• [Instructions for the task]: Going through the entries below, work out how many lines have the string "header" in them. Give the number and nothing more.

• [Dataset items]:
□ □ □ □

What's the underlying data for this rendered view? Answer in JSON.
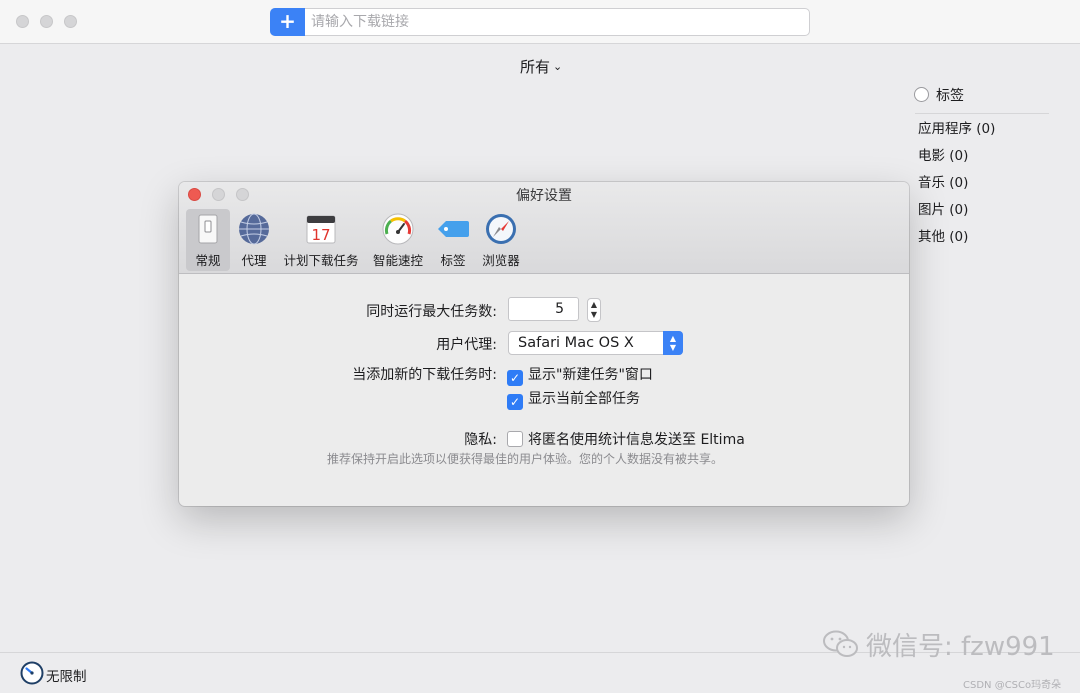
{
  "window": {
    "url_placeholder": "请输入下载链接",
    "add_button": "+",
    "filter_label": "所有",
    "filter_chevron": "⌄"
  },
  "tags": {
    "header": "标签",
    "items": [
      {
        "label": "应用程序 (0)"
      },
      {
        "label": "电影 (0)"
      },
      {
        "label": "音乐 (0)"
      },
      {
        "label": "图片 (0)"
      },
      {
        "label": "其他 (0)"
      }
    ]
  },
  "status": {
    "speed_label": "无限制"
  },
  "watermark": {
    "text": "微信号: fzw991",
    "footer": "CSDN @CSCo玛奇朵"
  },
  "dialog": {
    "title": "偏好设置",
    "tabs": [
      {
        "label": "常规",
        "icon": "switch-icon",
        "active": true
      },
      {
        "label": "代理",
        "icon": "globe-icon"
      },
      {
        "label": "计划下载任务",
        "icon": "calendar-icon",
        "calendar_day": "17"
      },
      {
        "label": "智能速控",
        "icon": "speedometer-icon"
      },
      {
        "label": "标签",
        "icon": "tag-icon"
      },
      {
        "label": "浏览器",
        "icon": "compass-icon"
      }
    ],
    "max_tasks_label": "同时运行最大任务数:",
    "max_tasks_value": "5",
    "user_agent_label": "用户代理:",
    "user_agent_value": "Safari Mac OS X",
    "on_add_label": "当添加新的下载任务时:",
    "show_new_task_window": {
      "label": "显示\"新建任务\"窗口",
      "checked": true
    },
    "show_all_tasks": {
      "label": "显示当前全部任务",
      "checked": true
    },
    "privacy_label": "隐私:",
    "anonymous_stats": {
      "label": "将匿名使用统计信息发送至 Eltima",
      "checked": false
    },
    "privacy_hint": "推荐保持开启此选项以便获得最佳的用户体验。您的个人数据没有被共享。"
  },
  "colors": {
    "accent": "#2f7cf6",
    "close": "#ee5a52",
    "traffic_inactive": "#d5d5d7"
  }
}
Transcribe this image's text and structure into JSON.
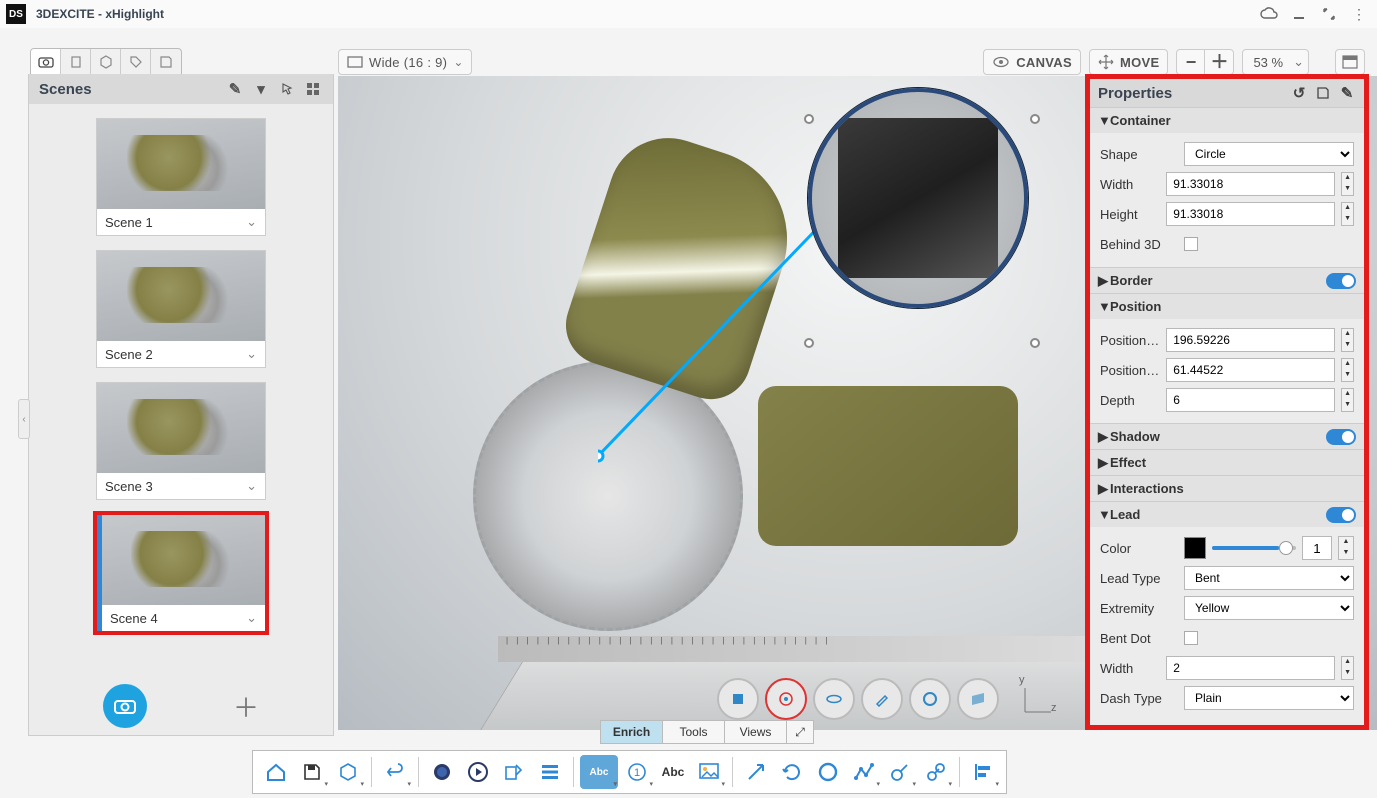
{
  "app": {
    "title": "3DEXCITE - xHighlight"
  },
  "scenes_panel": {
    "title": "Scenes",
    "items": [
      {
        "label": "Scene 1"
      },
      {
        "label": "Scene 2"
      },
      {
        "label": "Scene 3"
      },
      {
        "label": "Scene 4"
      }
    ],
    "selected_index": 3
  },
  "viewport_bar": {
    "aspect_label": "Wide (16 : 9)",
    "canvas_label": "CANVAS",
    "move_label": "MOVE",
    "zoom_pct": "53 %"
  },
  "mode_tabs": {
    "tabs": [
      "Enrich",
      "Tools",
      "Views"
    ],
    "active_index": 0
  },
  "properties": {
    "title": "Properties",
    "container": {
      "header": "Container",
      "shape_label": "Shape",
      "shape_value": "Circle",
      "width_label": "Width",
      "width_value": "91.33018",
      "height_label": "Height",
      "height_value": "91.33018",
      "behind3d_label": "Behind 3D"
    },
    "border": {
      "header": "Border"
    },
    "position": {
      "header": "Position",
      "x_label": "Position X ...",
      "x_value": "196.59226",
      "y_label": "Position Y ...",
      "y_value": "61.44522",
      "depth_label": "Depth",
      "depth_value": "6"
    },
    "shadow": {
      "header": "Shadow"
    },
    "effect": {
      "header": "Effect"
    },
    "interactions": {
      "header": "Interactions"
    },
    "lead": {
      "header": "Lead",
      "color_label": "Color",
      "color_value": "#000000",
      "opacity_value": "1",
      "leadtype_label": "Lead Type",
      "leadtype_value": "Bent",
      "extremity_label": "Extremity",
      "extremity_value": "Yellow",
      "bentdot_label": "Bent Dot",
      "width_label": "Width",
      "width_value": "2",
      "dash_label": "Dash Type",
      "dash_value": "Plain"
    }
  },
  "axis_gizmo": {
    "y": "y",
    "z": "z"
  },
  "bottom_tool_names": [
    "home",
    "save",
    "package",
    "undo",
    "render",
    "play",
    "export",
    "list",
    "abc-badge",
    "number-one",
    "abc-text",
    "picture",
    "arrow",
    "rotate",
    "circle",
    "polyline",
    "annot",
    "link",
    "align"
  ]
}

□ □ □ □

• [Response]: 8